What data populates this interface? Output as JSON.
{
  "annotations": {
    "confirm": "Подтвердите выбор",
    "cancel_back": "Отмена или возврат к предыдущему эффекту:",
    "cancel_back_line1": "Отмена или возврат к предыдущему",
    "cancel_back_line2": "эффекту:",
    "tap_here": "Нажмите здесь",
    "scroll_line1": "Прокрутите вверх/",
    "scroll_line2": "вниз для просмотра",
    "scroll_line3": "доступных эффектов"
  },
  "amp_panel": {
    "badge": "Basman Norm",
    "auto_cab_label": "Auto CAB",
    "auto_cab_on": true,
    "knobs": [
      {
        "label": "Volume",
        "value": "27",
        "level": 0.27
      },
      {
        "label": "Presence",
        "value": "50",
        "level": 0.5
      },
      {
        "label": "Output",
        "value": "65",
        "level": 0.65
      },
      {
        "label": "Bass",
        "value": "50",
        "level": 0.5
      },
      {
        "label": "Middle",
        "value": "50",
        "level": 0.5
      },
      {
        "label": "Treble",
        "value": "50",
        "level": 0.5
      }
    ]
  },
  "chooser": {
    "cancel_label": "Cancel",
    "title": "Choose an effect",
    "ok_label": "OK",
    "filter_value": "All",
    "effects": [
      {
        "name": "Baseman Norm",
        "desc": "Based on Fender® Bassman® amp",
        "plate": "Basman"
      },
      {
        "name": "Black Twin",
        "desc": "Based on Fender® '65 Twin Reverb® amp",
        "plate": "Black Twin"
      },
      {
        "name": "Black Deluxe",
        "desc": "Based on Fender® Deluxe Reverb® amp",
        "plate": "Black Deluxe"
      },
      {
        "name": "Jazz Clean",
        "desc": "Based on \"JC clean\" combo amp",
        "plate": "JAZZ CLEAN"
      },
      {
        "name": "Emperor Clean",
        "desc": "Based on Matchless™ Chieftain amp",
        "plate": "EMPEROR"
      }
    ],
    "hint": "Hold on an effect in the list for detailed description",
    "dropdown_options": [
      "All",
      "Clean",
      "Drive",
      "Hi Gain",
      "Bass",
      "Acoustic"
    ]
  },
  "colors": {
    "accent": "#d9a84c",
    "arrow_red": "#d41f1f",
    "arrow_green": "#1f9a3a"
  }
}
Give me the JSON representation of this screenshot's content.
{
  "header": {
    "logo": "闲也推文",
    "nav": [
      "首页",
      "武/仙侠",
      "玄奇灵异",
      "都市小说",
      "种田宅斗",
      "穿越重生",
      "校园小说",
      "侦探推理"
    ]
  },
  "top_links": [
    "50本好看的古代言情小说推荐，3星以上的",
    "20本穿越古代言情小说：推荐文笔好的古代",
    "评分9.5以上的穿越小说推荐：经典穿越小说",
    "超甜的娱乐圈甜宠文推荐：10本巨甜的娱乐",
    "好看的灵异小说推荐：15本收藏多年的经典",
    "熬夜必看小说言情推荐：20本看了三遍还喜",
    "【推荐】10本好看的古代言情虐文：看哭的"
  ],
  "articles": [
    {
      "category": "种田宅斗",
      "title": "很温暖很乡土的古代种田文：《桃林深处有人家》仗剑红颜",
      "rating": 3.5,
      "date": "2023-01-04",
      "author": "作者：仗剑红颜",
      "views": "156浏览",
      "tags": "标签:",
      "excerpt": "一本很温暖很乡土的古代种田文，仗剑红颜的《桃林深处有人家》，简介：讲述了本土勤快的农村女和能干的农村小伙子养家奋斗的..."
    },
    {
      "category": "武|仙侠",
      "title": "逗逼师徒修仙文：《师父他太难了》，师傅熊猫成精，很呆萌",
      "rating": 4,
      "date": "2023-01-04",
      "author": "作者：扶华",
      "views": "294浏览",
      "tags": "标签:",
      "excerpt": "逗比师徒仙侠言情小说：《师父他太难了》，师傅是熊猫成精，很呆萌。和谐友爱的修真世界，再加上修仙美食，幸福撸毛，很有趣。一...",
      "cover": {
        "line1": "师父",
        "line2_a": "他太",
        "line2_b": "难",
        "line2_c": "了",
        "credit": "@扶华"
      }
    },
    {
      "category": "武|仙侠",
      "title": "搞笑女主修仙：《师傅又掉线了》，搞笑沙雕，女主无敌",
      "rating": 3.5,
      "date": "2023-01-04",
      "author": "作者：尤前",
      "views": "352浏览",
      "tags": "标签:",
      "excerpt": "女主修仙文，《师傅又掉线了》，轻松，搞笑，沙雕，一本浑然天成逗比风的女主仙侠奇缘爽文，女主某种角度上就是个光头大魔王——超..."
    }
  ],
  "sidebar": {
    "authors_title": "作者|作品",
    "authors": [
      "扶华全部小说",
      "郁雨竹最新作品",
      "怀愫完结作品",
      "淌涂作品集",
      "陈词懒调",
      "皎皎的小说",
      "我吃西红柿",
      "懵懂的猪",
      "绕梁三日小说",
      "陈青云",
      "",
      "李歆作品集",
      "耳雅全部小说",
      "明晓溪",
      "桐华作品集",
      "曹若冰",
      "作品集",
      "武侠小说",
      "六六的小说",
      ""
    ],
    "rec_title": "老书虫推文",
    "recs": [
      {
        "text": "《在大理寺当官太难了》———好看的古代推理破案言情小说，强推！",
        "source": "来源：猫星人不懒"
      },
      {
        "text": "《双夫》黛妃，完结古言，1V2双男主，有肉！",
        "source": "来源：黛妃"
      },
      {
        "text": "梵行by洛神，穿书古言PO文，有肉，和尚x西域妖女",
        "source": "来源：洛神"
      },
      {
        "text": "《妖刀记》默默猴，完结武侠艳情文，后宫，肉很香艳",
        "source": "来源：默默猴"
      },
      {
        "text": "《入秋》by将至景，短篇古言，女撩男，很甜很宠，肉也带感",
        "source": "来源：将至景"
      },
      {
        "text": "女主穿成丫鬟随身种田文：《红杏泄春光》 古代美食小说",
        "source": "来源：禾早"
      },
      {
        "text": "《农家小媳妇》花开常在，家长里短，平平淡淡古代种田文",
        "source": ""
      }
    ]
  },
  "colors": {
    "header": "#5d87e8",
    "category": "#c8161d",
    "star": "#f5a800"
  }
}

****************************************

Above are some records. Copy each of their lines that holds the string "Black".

        "name": "Black Twin",
        "plate": "Black Twin"
        "name": "Black Deluxe",
        "plate": "Black Deluxe"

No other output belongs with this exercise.